For those that are into Game of Thrones, I was sure I was going to see wildlings out here. Atigun Pass was The Wall, and I was north of it. In my head, I started calling the Brooks Range "The Frostfangs."
Late in the day, just as I was approaching one of the last passes, the sun came out! The temperature must have risen almost 7 C in only about half an hour, and the sunshine added onto that turned the whole day around. I pulled over and set Valeria down to take off a layer. Almost immediately, a truck pulled over.
"You alright? You doin' OK?"
"Yeah, just stopped to take off a layer. Glad it's getting warmer!"
"OK, we just wanted to make sure you were OK. We look out for each other up here."
For all the perception you might have that Alaskan truckers would be tough guys who don't give a crap, that might well be true, but every encounter I've had with them so far shows me they're among the kindest people I've met.
Climbing over Atigun Pass was a moment. The sun was out. I'd crested the highest pass in the Brooks Range! And there was now a stiff tailwind. Shortly thereafter, I saw a warehouse-looking building on the side of the highway, with a garage door opened. I'd been thinking about refilling my water bottles from a just-now-melting river soon, but tap water might be even better. I pulled in and a pair of guys in overalls and camo gladly refilled them for me.
"You're gonna see trees here in a minute. And about 26 miles down the road, there's pavement."
"Yep, for a long while, too. And they've been re-surfacing the road south of Coldfoot the last few weeks, so the gravel should be smoother, no washboard."
That was the best news I'd heard all day.
I guess I hadn't noticed, but I hadn't seen a single tree yet! Most of the time, when you think "tree line," you're thinking altitude, not latitude. It finally sank in that ecosystem-wise, I had been at the equivalent of 10,000+ feet for two days.
Fortunately, I was able to make up for yesterday’s short distane by pressing on a little late. It was almost 10:00 PM when I finally stopped riding.
Shortly thereafter, the next morning, the road surface improved to the point that it might as well be paved! No loose gravel, smooth, hard-packed dirt. For the first time, I didn't have to pay attention to the road right in front of me at all times; I could look around!
I might add, Valeria is a champ. No matter what conditions, what surface, she handles everything easily and with grace. Even some of the unpaved sections made me think "Eh, I've seen worse," rather than "Holy crap, this road sucks so bad, I can't wait to get off of it." And that's something I often think on paved roads. She feels about the same whether I have a load on or not. Valeria is truly a bike for a lifetime.

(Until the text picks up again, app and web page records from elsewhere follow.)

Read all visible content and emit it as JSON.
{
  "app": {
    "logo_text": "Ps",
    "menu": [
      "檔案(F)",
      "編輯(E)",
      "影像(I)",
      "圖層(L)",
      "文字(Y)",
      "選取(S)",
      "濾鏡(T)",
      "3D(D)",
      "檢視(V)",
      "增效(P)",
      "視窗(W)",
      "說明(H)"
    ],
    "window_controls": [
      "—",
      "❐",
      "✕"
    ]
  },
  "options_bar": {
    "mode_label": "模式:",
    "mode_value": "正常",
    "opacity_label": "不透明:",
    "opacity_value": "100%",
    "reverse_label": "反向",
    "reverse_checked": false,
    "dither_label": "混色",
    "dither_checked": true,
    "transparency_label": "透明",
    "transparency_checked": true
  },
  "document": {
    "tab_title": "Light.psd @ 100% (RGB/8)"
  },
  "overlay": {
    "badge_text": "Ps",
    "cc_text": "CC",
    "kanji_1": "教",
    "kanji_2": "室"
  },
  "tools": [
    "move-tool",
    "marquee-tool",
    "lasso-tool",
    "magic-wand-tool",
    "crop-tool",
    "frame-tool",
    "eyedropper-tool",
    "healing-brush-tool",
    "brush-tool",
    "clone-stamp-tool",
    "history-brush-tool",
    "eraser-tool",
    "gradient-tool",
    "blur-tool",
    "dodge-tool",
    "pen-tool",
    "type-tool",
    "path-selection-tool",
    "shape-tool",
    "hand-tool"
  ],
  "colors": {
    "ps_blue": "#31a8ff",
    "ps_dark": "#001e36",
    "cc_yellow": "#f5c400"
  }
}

Almost all downhill, smooth road, tailwind, I was flying through the southern half of the Brooks Range. And with my head up, the grin on my face only got bigger as I marveled at my surroundings. Ever felt like you were exactly where you're supposed to be?
When the pavement started, I was just about ready to start singing a song out of pure joy.
I cruised fast and easy into Coldfoot, the first city I'd seen since I began. Population: 18. At least there would be food here! Most importantly though, this was an enormous milestone: from here on out, I should no longer see freezing temperatures. In fact, if the timing works out perfectly, it's possible I won't see freezing temperatures for the entire rest of the tour!